Brain Food: The Emotional Impact of Climate Change

Nov 13, 2014

Thousands of scientists worldwide are studying the environmental impact of climate change. But now, two professors of English are studying its emotional impact. SueEllen Campbell and John Calderazzo are co-directors of a climate change outreach and discussion group at Colorado State University. And, they recently visited Northern Arizona University to share this message about the Earth’s changing climate:


“We call it ‘It’s Everybody’s Business’ and our hope is that we have more and more people in the discussion so that they feel empowered to take part in helping to solve the problem,” Calderazzo says.

Calderazzo and Campbell’s program encourages university employees from all different departments and disciplines — as well as people from all walks of life — to openly discuss their feelings about climate change. SueEllen Campbell says a lot of people feel fear, guilt and sadness — not just about climate change in general — but about how their own behavior may be worsening the problem.

“It’s a good idea to go ahead and let yourself feel bad and recognize that yes, some of it is really sad and very worrisome, and that once you acknowledge it is true you can start thinking about what you could possibly do to help the problem. Then, I think, there’s lots and lots of things to do, but I think first you have to get yourself over the feeling that it’s too overwhelming and there’s no one thing anybody can do to fix it,” Campbell says.

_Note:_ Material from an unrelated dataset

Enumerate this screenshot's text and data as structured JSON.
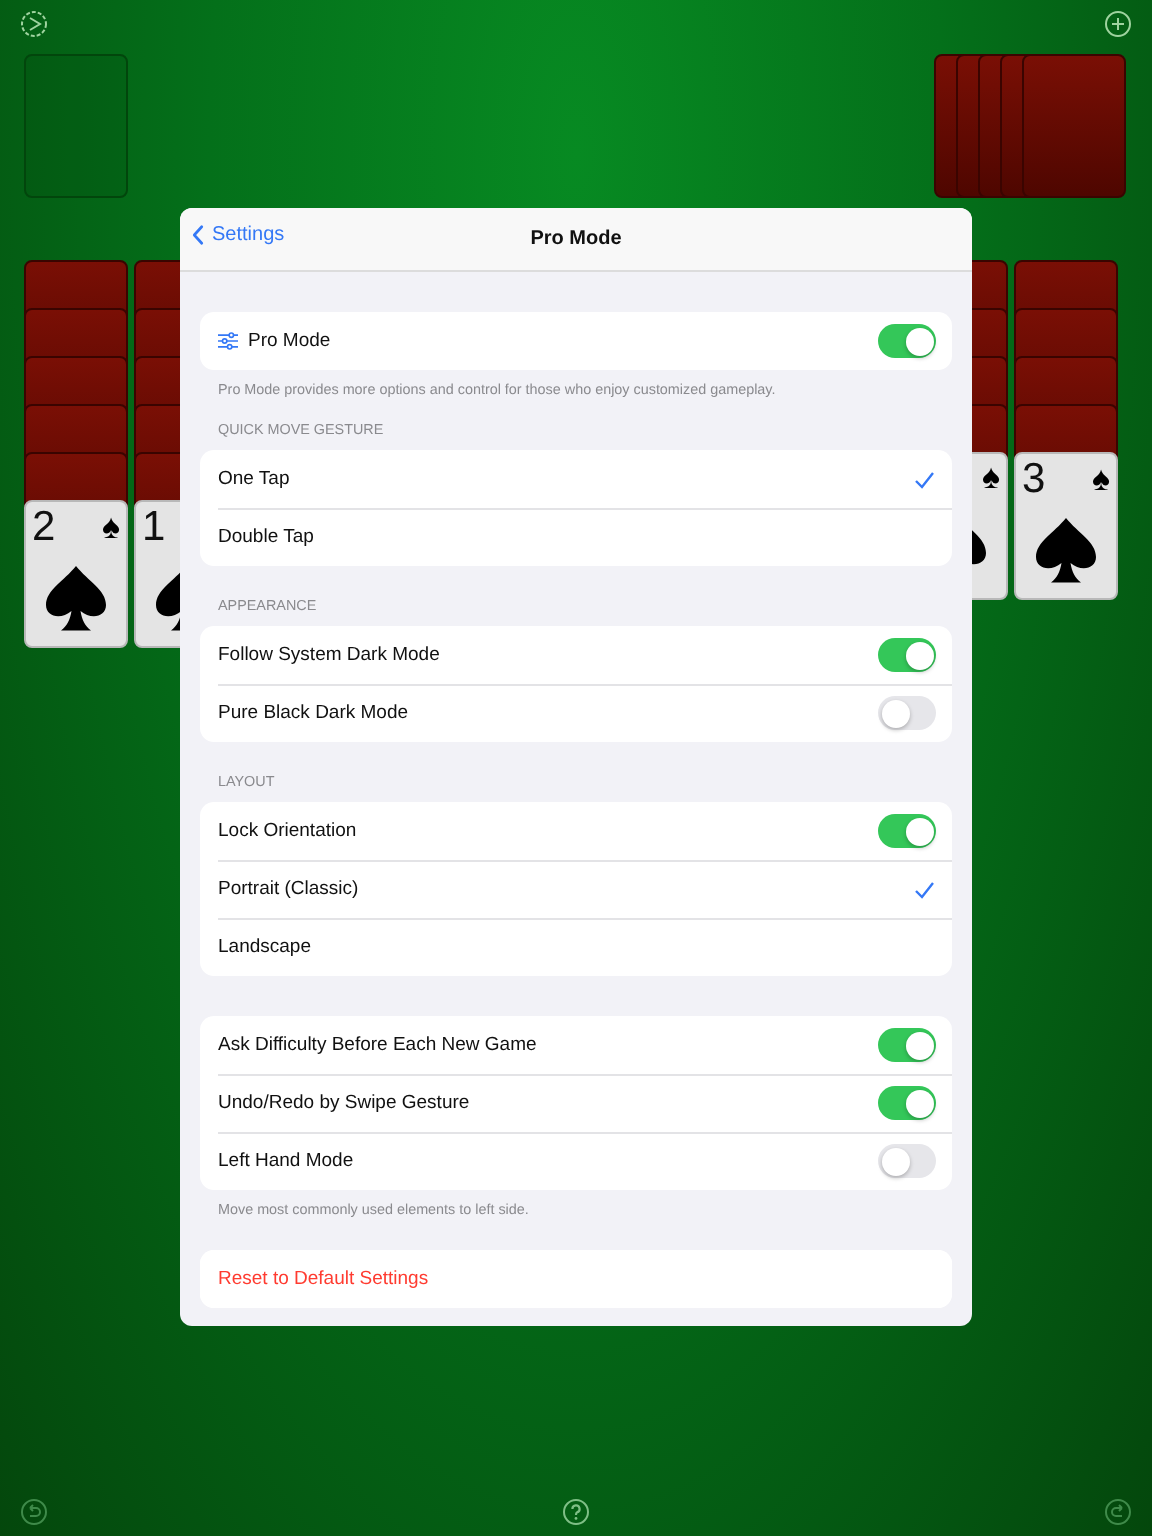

Campbell and Calderazzo say visiting campuses like NAU helps get people talking about what they can do as individuals to address climate change. Whether it’s switching to more energy efficient light bulbs or joining marches and rallies, the English professors say it’s not too late to make a difference.